The $70 I have collected is basically a 1.4% return on the position ($50 x 100 = $5000).  But, the return is only over a 2 month time span, so annualized the return would be 8.4%.  If company X were paying a dividend, I’d still be collecting this too.

As you can see, you can potentially get a very large return on your positions by combining a dividend yield and some covered calls.  Now, if you keep writing calls on your positions, you will almost definitely eventually hit your strike price and be forced to sell your stock.  It’s important to understand this.

Taking a look at the current market, it might be a good opportunity to sell some calls on your positions that have had a good run.  If you hit the strike and have to sell the stock, maybe it’s not such a big deal since you’re just cashing in a big profit.  If the stock corrects, you will outperform the stock due to the premium collected on the trade.

I will keep you up to date with how this strategy works out on my two positions: GDX & PM.


  • Randy said:

    Hi Kevin,

    I don't have much insight to options, but this post seems pretty interesting to me. I was also wondering,

    1) How much would you lose if company X does go over the strike price?

    2) What happens if company X goes below $50?

  • 20smoney (author) said:

    If company X goes over the strike price, you are forced to sell the stock. So you don't lose anything, but you lose potential additional upside profit. Your only risk in writing covered calls is that you limit your upside.

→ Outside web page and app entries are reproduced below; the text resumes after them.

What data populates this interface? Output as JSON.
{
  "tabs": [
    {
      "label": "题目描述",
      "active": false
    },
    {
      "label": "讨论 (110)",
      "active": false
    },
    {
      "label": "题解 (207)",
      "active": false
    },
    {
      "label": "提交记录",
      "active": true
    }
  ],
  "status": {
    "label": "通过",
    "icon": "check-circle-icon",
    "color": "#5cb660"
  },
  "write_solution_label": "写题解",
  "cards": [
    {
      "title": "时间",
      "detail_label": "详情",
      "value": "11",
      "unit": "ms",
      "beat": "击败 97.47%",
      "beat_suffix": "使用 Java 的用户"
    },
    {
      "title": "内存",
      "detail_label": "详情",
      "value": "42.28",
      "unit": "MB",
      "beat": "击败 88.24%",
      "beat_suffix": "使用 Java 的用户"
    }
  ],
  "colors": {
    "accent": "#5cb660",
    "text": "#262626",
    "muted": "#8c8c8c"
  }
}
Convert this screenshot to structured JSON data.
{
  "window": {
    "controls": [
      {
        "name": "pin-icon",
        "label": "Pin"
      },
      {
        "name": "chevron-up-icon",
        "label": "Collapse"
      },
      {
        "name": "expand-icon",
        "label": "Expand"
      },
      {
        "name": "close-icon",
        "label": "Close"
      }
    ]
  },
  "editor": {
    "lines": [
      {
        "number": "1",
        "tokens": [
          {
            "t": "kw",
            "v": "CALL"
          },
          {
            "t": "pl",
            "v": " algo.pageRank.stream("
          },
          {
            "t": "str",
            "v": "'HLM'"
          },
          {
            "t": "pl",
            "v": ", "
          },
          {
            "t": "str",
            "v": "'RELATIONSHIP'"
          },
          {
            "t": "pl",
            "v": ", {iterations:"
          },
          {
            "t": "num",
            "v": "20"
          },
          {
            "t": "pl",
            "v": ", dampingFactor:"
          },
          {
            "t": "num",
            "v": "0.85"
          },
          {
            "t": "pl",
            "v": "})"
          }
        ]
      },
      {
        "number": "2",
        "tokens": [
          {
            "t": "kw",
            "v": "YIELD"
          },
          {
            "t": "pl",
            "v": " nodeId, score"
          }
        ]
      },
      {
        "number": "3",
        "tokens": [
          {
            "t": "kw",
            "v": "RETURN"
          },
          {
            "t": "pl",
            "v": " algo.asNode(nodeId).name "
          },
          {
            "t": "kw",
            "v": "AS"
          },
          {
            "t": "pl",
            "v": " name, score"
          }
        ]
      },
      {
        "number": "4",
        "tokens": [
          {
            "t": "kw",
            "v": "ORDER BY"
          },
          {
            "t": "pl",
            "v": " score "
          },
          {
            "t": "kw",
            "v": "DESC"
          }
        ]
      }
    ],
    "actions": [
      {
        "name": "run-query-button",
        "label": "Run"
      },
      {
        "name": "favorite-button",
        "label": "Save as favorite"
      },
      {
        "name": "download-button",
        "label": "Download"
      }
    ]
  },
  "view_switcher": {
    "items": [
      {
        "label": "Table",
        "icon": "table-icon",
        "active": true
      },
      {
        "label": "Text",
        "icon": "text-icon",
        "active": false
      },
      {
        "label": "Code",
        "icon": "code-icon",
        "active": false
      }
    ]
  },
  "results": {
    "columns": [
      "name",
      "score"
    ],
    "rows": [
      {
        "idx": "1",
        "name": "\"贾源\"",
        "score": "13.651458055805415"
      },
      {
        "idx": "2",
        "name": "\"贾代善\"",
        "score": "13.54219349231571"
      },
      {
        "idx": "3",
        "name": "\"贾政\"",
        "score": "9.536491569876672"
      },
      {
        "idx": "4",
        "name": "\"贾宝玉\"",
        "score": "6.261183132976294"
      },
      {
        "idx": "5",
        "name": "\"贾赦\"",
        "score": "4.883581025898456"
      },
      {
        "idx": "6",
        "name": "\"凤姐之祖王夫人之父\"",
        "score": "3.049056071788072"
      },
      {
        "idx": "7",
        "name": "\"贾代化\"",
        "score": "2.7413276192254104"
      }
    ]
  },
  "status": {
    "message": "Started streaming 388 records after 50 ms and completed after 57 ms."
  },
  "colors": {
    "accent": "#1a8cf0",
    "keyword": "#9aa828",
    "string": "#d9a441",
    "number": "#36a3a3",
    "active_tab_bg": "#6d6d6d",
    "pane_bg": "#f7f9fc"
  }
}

    If company X goes below $50, nothing happens, your options expire worthless, you keep the premium and you keep the stock.

  • Jeff said:

    I commend your use of covered calls — they are my sole method of investing and it is a very good, conservative strategy.
    It would be helpful if you would include the details of your trades to further educate your readers. For example, I always find it worthwhile to calculate the potential return if the stock price is unchanged at expiration as well as the return if the stock is exercised at expiration. For an example, view the most recent post on my Covered Calls Advisor blog:


  • 20smoney (author) said:

    Thanks for the comment. I will plan on providing an update of the trades… I've also added a third covered call on my FXP position which has the best return out of all of them… update should be posted within the week or so.

  • Brad said:

    Hi kevin, I like your blog alot. I have two questions. 1. How did you come up with the 1.4% return on your position and a 16.8% annualized return? I dont know how you came up with both those mathwise. thanks

  • 20smoney (author) said:

    I don't either. I made a mistake. It should be 8.4% — basically look at 1.4% over 2 months — if you take that over 12 months, you get an 8.4% in a very basic way of looking at it.

    16.8 is completely false and I've fixed it thanks for the notice.

  • Sean said:

    How do you make a covered call?

  • 20smoney (author) said:

    Sean: a covered call is when you own the actual shares of a company, then you would "write" or "sell" a call option on that same stock. You can talk to your broker about what you'd like to do and he/she should be able to help. You would want to "sell to open" a call position for this strategy. As such, closing it out would be a "buy to close".

    hope that helps. if not, there are a bunch of Options 101 type articles on the internet, just do a little searching. Thanks.

  • ratings said:

    I haven't understand how you profit from the method you mentioned,I'm just a newbie in stock trading

  • blogc2011 said:

    If the price stays put or falls, I hang on to the stock and keep the premiums from selling the calls. The only risk is if the stocks go higher than the strike price in the short time period ahead. This is a risk that I’m willing to take research papers for sale http://www.best-term-paper.biz/.